Give the entries again, precisely as they were written.

§ **RECORDS FOR THE TASK**
# # #

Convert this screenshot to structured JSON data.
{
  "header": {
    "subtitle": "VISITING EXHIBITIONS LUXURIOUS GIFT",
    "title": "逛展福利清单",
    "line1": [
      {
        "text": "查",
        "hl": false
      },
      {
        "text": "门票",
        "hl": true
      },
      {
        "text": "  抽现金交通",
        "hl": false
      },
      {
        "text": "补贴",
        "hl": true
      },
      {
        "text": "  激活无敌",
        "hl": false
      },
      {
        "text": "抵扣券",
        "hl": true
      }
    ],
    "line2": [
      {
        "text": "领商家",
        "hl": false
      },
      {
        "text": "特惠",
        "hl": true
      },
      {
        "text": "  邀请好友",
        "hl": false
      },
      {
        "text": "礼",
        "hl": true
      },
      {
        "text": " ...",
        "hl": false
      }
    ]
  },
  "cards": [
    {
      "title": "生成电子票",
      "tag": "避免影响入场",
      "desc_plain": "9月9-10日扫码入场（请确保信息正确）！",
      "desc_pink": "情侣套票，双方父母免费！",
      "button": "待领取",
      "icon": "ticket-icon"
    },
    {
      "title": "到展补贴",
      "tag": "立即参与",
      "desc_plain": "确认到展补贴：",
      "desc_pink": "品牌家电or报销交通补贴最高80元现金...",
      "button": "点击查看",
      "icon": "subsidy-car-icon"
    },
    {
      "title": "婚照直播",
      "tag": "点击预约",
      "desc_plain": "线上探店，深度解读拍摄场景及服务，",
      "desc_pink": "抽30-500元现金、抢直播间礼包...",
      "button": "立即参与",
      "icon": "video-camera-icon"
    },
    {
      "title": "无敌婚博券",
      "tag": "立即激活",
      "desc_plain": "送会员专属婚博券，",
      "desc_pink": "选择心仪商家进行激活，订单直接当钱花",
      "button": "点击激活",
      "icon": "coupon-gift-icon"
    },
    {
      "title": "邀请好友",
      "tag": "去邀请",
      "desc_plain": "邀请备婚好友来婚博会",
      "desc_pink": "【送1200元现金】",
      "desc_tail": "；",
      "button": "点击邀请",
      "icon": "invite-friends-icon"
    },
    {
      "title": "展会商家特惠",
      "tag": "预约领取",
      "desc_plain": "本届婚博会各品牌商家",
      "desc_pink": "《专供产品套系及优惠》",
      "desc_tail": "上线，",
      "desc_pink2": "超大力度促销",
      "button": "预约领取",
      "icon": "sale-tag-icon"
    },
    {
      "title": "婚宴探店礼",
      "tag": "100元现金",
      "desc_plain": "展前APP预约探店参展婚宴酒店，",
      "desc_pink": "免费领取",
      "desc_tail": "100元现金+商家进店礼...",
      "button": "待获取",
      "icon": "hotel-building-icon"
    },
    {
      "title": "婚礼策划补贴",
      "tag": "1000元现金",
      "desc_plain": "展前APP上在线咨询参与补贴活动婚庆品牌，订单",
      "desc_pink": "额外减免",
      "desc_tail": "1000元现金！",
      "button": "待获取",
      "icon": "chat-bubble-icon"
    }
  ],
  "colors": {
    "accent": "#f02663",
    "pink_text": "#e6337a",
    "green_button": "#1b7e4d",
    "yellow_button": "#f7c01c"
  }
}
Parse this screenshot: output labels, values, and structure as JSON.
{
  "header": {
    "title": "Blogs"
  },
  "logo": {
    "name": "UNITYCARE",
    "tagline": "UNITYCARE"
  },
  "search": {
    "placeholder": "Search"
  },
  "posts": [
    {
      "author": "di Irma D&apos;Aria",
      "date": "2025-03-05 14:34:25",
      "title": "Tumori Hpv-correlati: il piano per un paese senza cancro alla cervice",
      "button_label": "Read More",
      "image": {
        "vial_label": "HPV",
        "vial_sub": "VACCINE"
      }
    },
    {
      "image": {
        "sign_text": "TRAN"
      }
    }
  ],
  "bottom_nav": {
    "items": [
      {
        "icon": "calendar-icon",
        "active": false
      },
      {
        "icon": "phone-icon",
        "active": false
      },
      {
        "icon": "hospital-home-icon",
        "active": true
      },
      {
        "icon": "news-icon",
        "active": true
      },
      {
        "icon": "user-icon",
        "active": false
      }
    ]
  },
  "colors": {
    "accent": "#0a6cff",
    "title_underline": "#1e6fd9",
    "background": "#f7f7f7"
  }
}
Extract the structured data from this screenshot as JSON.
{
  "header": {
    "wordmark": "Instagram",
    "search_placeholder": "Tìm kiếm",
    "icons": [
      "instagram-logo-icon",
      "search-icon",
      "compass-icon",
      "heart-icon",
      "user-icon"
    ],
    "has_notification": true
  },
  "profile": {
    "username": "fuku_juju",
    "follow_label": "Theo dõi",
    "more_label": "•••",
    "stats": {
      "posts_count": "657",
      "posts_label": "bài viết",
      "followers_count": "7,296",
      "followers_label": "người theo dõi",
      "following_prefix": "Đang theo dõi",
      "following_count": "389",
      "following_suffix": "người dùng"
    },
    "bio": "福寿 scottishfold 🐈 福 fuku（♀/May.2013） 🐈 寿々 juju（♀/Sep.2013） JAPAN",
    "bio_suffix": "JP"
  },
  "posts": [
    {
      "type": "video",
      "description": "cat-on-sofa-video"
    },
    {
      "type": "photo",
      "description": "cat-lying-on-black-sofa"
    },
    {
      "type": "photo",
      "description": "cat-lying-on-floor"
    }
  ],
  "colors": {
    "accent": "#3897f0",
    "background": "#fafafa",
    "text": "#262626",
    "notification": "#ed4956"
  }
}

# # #

§ **EXPECTED ANSWER**
Convert this screenshot to structured JSON data.
{
  "header": {
    "subtitle": "VISITING EXHIBITIONS LUXURIOUS GIFT",
    "title": "逛展福利清单",
    "line1": [
      {
        "text": "查",
        "hl": false
      },
      {
        "text": "门票",
        "hl": true
      },
      {
        "text": "  抽现金交通",
        "hl": false
      },
      {
        "text": "补贴",
        "hl": true
      },
      {
        "text": "  激活无敌",
        "hl": false
      },
      {
        "text": "抵扣券",
        "hl": true
      }
    ],
    "line2": [
      {
        "text": "领商家",
        "hl": false
      },
      {
        "text": "特惠",
        "hl": true
      },
      {
        "text": "  邀请好友",
        "hl": false
      },
      {
        "text": "礼",
        "hl": true
      },
      {
        "text": " ...",
        "hl": false
      }
    ]
  },
  "cards": [
    {
      "title": "生成电子票",
      "tag": "避免影响入场",
      "desc_plain": "9月9-10日扫码入场（请确保信息正确）！",
      "desc_pink": "情侣套票，双方父母免费！",
      "button": "待领取",
      "icon": "ticket-icon"
    },
    {
      "title": "到展补贴",
      "tag": "立即参与",
      "desc_plain": "确认到展补贴：",
      "desc_pink": "品牌家电or报销交通补贴最高80元现金...",
      "button": "点击查看",
      "icon": "subsidy-car-icon"
    },
    {
      "title": "婚照直播",
      "tag": "点击预约",
      "desc_plain": "线上探店，深度解读拍摄场景及服务，",
      "desc_pink": "抽30-500元现金、抢直播间礼包...",
      "button": "立即参与",
      "icon": "video-camera-icon"
    },
    {
      "title": "无敌婚博券",
      "tag": "立即激活",
      "desc_plain": "送会员专属婚博券，",
      "desc_pink": "选择心仪商家进行激活，订单直接当钱花",
      "button": "点击激活",
      "icon": "coupon-gift-icon"
    },
    {
      "title": "邀请好友",
      "tag": "去邀请",
      "desc_plain": "邀请备婚好友来婚博会",
      "desc_pink": "【送1200元现金】",
      "desc_tail": "；",
      "button": "点击邀请",
      "icon": "invite-friends-icon"
    },
    {
      "title": "展会商家特惠",
      "tag": "预约领取",
      "desc_plain": "本届婚博会各品牌商家",
      "desc_pink": "《专供产品套系及优惠》",
      "desc_tail": "上线，",
      "desc_pink2": "超大力度促销",
      "button": "预约领取",
      "icon": "sale-tag-icon"
    },
    {
      "title": "婚宴探店礼",
      "tag": "100元现金",
      "desc_plain": "展前APP预约探店参展婚宴酒店，",
      "desc_pink": "免费领取",
      "desc_tail": "100元现金+商家进店礼...",
      "button": "待获取",
      "icon": "hotel-building-icon"
    },
    {
      "title": "婚礼策划补贴",
      "tag": "1000元现金",
      "desc_plain": "展前APP上在线咨询参与补贴活动婚庆品牌，订单",
      "desc_pink": "额外减免",
      "desc_tail": "1000元现金！",
      "button": "待获取",
      "icon": "chat-bubble-icon"
    }
  ],
  "colors": {
    "accent": "#f02663",
    "pink_text": "#e6337a",
    "green_button": "#1b7e4d",
    "yellow_button": "#f7c01c"
  }
}
Parse this screenshot: output labels, values, and structure as JSON.
{
  "header": {
    "title": "Blogs"
  },
  "logo": {
    "name": "UNITYCARE",
    "tagline": "UNITYCARE"
  },
  "search": {
    "placeholder": "Search"
  },
  "posts": [
    {
      "author": "di Irma D&apos;Aria",
      "date": "2025-03-05 14:34:25",
      "title": "Tumori Hpv-correlati: il piano per un paese senza cancro alla cervice",
      "button_label": "Read More",
      "image": {
        "vial_label": "HPV",
        "vial_sub": "VACCINE"
      }
    },
    {
      "image": {
        "sign_text": "TRAN"
      }
    }
  ],
  "bottom_nav": {
    "items": [
      {
        "icon": "calendar-icon",
        "active": false
      },
      {
        "icon": "phone-icon",
        "active": false
      },
      {
        "icon": "hospital-home-icon",
        "active": true
      },
      {
        "icon": "news-icon",
        "active": true
      },
      {
        "icon": "user-icon",
        "active": false
      }
    ]
  },
  "colors": {
    "accent": "#0a6cff",
    "title_underline": "#1e6fd9",
    "background": "#f7f7f7"
  }
}
Extract the structured data from this screenshot as JSON.
{
  "header": {
    "wordmark": "Instagram",
    "search_placeholder": "Tìm kiếm",
    "icons": [
      "instagram-logo-icon",
      "search-icon",
      "compass-icon",
      "heart-icon",
      "user-icon"
    ],
    "has_notification": true
  },
  "profile": {
    "username": "fuku_juju",
    "follow_label": "Theo dõi",
    "more_label": "•••",
    "stats": {
      "posts_count": "657",
      "posts_label": "bài viết",
      "followers_count": "7,296",
      "followers_label": "người theo dõi",
      "following_prefix": "Đang theo dõi",
      "following_count": "389",
      "following_suffix": "người dùng"
    },
    "bio": "福寿 scottishfold 🐈 福 fuku（♀/May.2013） 🐈 寿々 juju（♀/Sep.2013） JAPAN",
    "bio_suffix": "JP"
  },
  "posts": [
    {
      "type": "video",
      "description": "cat-on-sofa-video"
    },
    {
      "type": "photo",
      "description": "cat-lying-on-black-sofa"
    },
    {
      "type": "photo",
      "description": "cat-lying-on-floor"
    }
  ],
  "colors": {
    "accent": "#3897f0",
    "background": "#fafafa",
    "text": "#262626",
    "notification": "#ed4956"
  }
}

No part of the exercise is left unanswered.